When iTWire asked AustCyber strategy chief Belinda Newham at the time of release of the document — 20 December 2018 — how the findings of the survey could be taken seriously, given the number of respondents was so low, she did not provide a direct answer.
She provided links to the document and also the survey which was carried out by ASPI's International Cyber Policy Centre.
"We continue to be focused on achieving our mission. We are resolute: Australia's cuber security sector has great potential and is critical to the nation's economic prosperity and security. We will continue to promote this domestically and internationally," she added.
The AustCyber document claims that it will deliver material "that inform stakeholders on the facts, and where we see the need for clarification or further industry consultation on economic related issues".
It also claims that some of the public and political discourse on the law "is conflicting and has created further confusion among the sector and its broader stakeholders".
iTWire asked the head of the Communications Alliance, John Stanton, to provide his views on the AustCyber document. He found a number of inconsistencies which have been elaborated on here.
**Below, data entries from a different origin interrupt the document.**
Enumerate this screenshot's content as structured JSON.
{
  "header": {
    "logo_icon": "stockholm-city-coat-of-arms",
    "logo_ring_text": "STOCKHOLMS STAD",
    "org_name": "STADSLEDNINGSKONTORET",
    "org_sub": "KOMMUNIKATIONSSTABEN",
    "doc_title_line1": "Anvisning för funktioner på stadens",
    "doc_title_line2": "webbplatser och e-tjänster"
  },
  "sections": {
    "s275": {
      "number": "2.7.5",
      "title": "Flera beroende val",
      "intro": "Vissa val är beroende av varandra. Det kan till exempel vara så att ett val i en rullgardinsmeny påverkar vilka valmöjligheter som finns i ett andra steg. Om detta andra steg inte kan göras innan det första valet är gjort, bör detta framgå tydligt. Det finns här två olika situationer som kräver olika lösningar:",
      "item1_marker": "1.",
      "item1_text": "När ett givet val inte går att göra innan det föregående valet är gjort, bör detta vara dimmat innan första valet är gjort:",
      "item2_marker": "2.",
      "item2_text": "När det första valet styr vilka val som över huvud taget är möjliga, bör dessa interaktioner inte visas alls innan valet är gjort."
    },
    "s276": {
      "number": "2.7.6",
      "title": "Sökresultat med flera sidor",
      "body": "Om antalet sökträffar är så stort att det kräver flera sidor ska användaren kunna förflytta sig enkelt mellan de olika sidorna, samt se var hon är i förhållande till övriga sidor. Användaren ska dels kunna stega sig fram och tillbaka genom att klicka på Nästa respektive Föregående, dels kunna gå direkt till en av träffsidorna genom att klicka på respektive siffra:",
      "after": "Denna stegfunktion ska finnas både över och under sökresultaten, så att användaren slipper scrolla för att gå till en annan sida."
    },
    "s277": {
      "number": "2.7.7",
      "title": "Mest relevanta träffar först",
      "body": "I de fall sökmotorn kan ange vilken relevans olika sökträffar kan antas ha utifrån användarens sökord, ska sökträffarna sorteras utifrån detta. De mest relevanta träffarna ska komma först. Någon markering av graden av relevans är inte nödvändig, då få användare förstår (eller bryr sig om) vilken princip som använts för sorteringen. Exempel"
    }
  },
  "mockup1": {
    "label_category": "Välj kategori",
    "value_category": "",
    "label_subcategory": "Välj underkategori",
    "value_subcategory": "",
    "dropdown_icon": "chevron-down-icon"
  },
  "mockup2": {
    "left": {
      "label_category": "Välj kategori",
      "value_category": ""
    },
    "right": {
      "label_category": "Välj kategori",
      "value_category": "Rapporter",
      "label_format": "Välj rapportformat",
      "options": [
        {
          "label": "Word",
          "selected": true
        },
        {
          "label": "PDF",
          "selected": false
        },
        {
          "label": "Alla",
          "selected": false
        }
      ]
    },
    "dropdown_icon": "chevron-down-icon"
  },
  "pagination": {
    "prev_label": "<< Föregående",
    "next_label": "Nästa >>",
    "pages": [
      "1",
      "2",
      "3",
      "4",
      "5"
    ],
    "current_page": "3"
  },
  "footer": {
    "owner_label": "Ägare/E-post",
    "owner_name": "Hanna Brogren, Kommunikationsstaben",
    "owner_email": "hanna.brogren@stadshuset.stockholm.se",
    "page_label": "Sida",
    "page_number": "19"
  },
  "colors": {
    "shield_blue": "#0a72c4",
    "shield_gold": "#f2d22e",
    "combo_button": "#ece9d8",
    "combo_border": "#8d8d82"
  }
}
CA has been a leading voice in the debate that took place in the run-up to the passage of the bill.
The encryption law was passed on 6 December without any amendments to the version submitted to Parliament on 20 September.
About 50 pages of amendments were handed out in Parliament early on 6 December before debate on the bill began in the Senate.
But it was finally passed without amendments as the House of Representatives had already risen for the year by the time the amendments were taken up in the Senate.
Labor leader Bill Shorten agreed to this compromise on the proviso that the amendments would be passed during the first sitting of 2019. The government has said it would consider the amendments, but has made no commitment that it would accept all of them.